** To do **
Look through the material below and show every line with the word "username".

** Exercise input **
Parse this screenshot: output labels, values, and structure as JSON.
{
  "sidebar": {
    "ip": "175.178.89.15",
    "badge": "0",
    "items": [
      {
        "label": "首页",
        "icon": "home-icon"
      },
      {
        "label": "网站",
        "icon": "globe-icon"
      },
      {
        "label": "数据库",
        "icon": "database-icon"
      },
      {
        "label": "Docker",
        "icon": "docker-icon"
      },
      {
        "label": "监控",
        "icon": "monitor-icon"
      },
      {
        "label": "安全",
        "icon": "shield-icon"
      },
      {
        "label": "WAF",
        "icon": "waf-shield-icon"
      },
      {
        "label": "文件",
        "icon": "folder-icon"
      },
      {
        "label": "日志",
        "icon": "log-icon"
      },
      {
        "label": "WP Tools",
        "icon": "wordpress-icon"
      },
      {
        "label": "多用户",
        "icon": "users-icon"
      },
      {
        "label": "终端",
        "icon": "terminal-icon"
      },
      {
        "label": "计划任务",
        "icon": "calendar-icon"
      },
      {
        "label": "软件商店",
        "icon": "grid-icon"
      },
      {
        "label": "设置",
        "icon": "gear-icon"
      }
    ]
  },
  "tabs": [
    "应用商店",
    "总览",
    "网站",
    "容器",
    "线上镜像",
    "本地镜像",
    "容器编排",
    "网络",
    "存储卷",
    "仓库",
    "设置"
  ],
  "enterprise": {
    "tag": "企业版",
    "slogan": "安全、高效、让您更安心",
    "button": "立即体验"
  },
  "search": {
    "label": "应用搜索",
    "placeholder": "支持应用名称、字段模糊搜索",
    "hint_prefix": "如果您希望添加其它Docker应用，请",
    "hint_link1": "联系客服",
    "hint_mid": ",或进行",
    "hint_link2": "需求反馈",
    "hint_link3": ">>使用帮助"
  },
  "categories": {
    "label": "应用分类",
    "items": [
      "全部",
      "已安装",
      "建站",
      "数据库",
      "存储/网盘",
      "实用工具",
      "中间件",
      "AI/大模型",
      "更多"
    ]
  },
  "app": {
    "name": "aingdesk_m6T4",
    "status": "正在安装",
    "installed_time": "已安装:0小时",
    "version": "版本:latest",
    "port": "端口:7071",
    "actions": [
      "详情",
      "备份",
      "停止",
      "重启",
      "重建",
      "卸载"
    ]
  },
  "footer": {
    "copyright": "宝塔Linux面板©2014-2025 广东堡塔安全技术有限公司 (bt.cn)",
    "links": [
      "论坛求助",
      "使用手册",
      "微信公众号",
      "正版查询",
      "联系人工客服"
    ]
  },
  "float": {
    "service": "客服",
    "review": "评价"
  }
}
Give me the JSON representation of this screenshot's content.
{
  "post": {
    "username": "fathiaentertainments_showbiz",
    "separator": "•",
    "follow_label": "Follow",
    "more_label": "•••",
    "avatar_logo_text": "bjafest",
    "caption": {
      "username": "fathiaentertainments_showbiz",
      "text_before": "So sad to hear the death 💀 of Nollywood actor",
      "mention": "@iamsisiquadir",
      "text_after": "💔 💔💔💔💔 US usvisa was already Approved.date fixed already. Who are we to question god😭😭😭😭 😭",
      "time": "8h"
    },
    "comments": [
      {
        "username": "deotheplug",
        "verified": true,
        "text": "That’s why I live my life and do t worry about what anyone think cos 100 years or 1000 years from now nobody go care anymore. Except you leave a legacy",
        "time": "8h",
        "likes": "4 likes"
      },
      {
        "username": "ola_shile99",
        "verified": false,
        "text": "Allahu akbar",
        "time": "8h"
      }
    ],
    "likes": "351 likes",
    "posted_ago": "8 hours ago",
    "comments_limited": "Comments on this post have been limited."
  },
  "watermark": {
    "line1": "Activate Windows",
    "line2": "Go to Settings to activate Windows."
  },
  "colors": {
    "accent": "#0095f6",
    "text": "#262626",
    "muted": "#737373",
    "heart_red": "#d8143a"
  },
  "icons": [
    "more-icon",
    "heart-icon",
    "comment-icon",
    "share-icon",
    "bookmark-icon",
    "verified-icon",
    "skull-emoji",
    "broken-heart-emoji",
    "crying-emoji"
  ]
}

** Response **
    "username": "fathiaentertainments_showbiz",
      "username": "fathiaentertainments_showbiz",
        "username": "deotheplug",
        "username": "ola_shile99",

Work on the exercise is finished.